Provided data START

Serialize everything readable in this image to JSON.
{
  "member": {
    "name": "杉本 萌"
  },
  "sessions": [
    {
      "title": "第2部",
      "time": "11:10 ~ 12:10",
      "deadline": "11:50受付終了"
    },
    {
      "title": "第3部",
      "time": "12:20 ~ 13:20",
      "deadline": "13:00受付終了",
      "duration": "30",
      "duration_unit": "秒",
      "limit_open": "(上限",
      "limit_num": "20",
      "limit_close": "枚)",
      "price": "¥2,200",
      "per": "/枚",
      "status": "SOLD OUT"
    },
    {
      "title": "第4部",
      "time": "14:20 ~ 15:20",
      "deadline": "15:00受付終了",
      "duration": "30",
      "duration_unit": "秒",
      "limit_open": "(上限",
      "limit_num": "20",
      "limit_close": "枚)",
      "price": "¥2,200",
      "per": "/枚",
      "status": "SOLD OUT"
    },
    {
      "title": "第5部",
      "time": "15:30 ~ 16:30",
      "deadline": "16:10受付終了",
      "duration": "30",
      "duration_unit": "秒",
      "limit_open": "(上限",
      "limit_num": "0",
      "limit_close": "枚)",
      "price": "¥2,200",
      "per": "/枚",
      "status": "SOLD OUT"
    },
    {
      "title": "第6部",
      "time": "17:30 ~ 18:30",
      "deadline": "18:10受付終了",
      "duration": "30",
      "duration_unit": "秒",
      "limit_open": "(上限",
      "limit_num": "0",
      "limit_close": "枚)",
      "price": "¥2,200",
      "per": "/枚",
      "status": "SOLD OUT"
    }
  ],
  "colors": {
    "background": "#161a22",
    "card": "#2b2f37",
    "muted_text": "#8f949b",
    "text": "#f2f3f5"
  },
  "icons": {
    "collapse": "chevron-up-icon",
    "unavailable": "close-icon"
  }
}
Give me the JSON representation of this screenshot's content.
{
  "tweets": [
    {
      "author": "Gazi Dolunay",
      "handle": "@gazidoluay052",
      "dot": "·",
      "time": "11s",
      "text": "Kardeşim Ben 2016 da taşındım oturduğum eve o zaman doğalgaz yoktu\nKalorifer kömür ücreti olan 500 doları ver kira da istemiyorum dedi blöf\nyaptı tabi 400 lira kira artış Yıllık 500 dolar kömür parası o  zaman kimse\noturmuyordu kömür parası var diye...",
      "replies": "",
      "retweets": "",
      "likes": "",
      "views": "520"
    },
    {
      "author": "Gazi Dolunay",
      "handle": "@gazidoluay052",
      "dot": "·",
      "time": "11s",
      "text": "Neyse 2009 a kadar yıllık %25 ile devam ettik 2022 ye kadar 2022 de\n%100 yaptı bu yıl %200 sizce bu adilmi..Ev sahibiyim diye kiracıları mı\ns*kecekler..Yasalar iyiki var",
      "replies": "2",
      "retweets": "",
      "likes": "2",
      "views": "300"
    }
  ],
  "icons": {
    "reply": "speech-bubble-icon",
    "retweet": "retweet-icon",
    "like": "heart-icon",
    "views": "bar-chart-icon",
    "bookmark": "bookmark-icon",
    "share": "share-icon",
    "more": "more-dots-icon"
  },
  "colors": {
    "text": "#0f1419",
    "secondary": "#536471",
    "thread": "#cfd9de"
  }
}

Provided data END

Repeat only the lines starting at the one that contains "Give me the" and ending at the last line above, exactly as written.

Give me the JSON representation of this screenshot's content.
{
  "tweets": [
    {
      "author": "Gazi Dolunay",
      "handle": "@gazidoluay052",
      "dot": "·",
      "time": "11s",
      "text": "Kardeşim Ben 2016 da taşındım oturduğum eve o zaman doğalgaz yoktu\nKalorifer kömür ücreti olan 500 doları ver kira da istemiyorum dedi blöf\nyaptı tabi 400 lira kira artış Yıllık 500 dolar kömür parası o  zaman kimse\noturmuyordu kömür parası var diye...",
      "replies": "",
      "retweets": "",
      "likes": "",
      "views": "520"
    },
    {
      "author": "Gazi Dolunay",
      "handle": "@gazidoluay052",
      "dot": "·",
      "time": "11s",
      "text": "Neyse 2009 a kadar yıllık %25 ile devam ettik 2022 ye kadar 2022 de\n%100 yaptı bu yıl %200 sizce bu adilmi..Ev sahibiyim diye kiracıları mı\ns*kecekler..Yasalar iyiki var",
      "replies": "2",
      "retweets": "",
      "likes": "2",
      "views": "300"
    }
  ],
  "icons": {
    "reply": "speech-bubble-icon",
    "retweet": "retweet-icon",
    "like": "heart-icon",
    "views": "bar-chart-icon",
    "bookmark": "bookmark-icon",
    "share": "share-icon",
    "more": "more-dots-icon"
  },
  "colors": {
    "text": "#0f1419",
    "secondary": "#536471",
    "thread": "#cfd9de"
  }
}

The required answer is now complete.